#### What to produce
Give the count of lines in the data that include the string "name", with no added remarks.

#### Exercise data
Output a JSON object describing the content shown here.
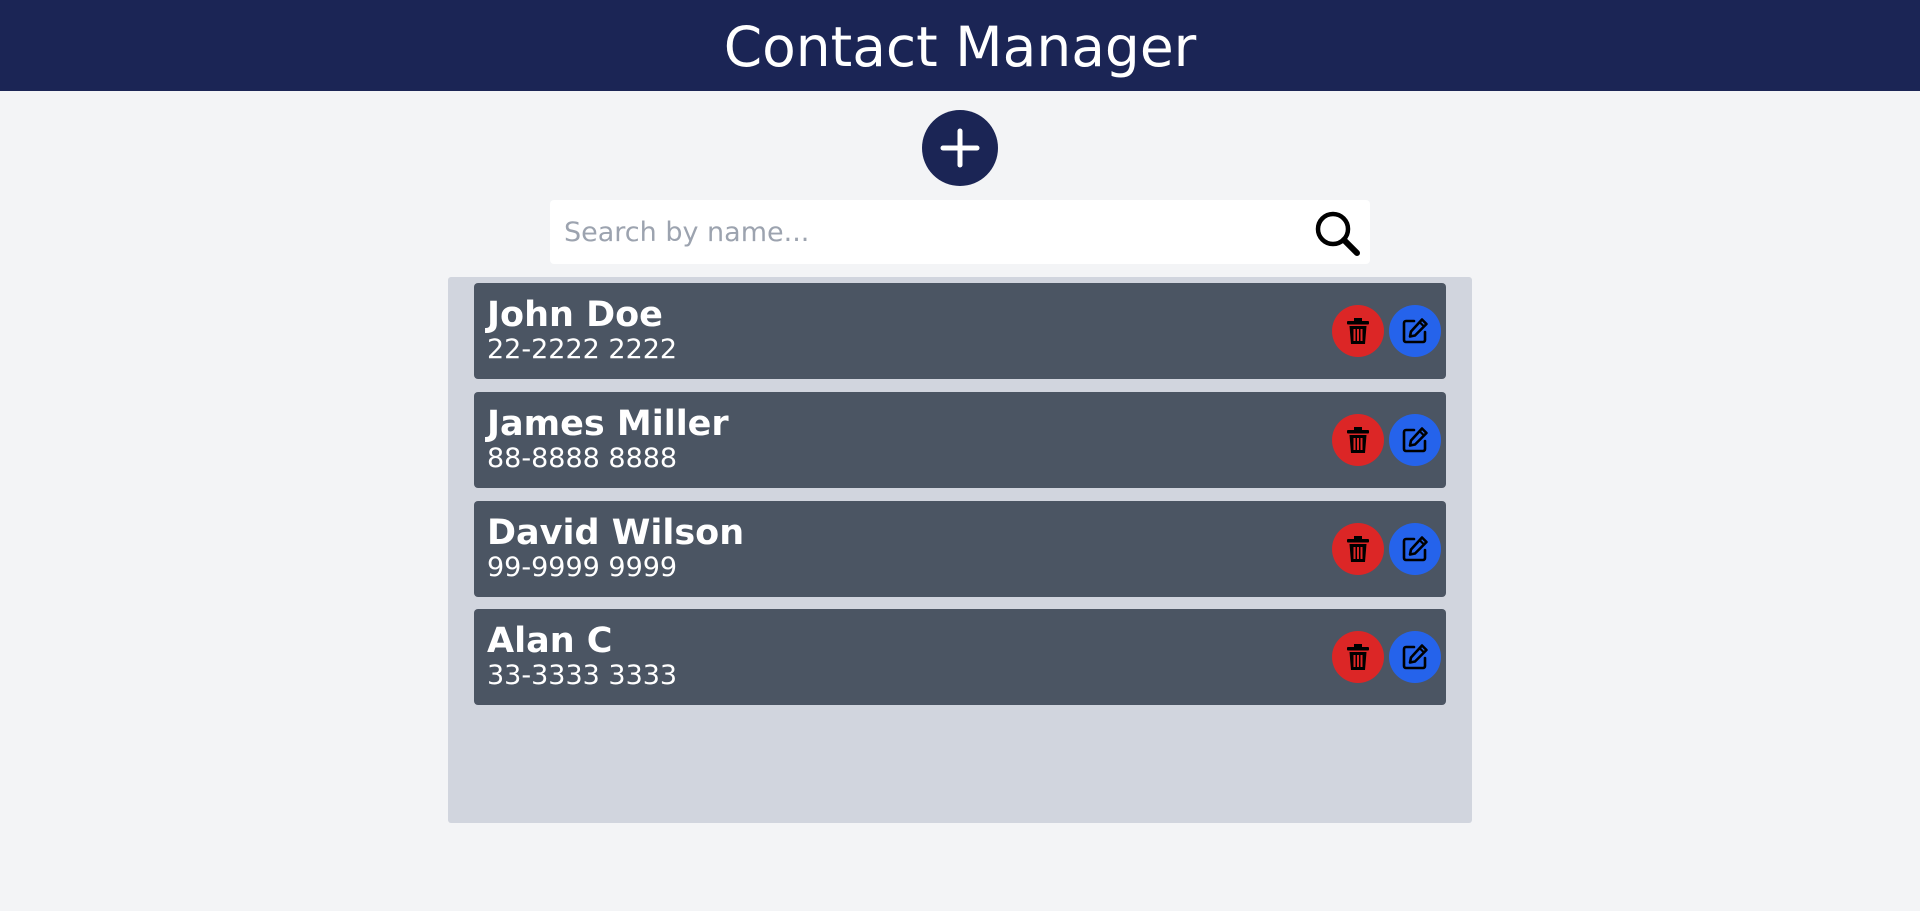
{
  "app": {
    "title": "Contact Manager"
  },
  "search": {
    "placeholder": "Search by name...",
    "value": ""
  },
  "contacts": [
    {
      "name": "John Doe",
      "phone": "22-2222 2222"
    },
    {
      "name": "James Miller",
      "phone": "88-8888 8888"
    },
    {
      "name": "David Wilson",
      "phone": "99-9999 9999"
    },
    {
      "name": "Alan C",
      "phone": "33-3333 3333"
    }
  ],
  "icons": {
    "add": "plus-icon",
    "search": "search-icon",
    "delete": "trash-icon",
    "edit": "edit-icon"
  },
  "colors": {
    "header_bg": "#1b2555",
    "page_bg": "#f3f4f6",
    "panel_bg": "#d1d5de",
    "card_bg": "#4b5563",
    "delete": "#dc2626",
    "edit": "#2563eb"
  }
}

#### Result for this exercise
5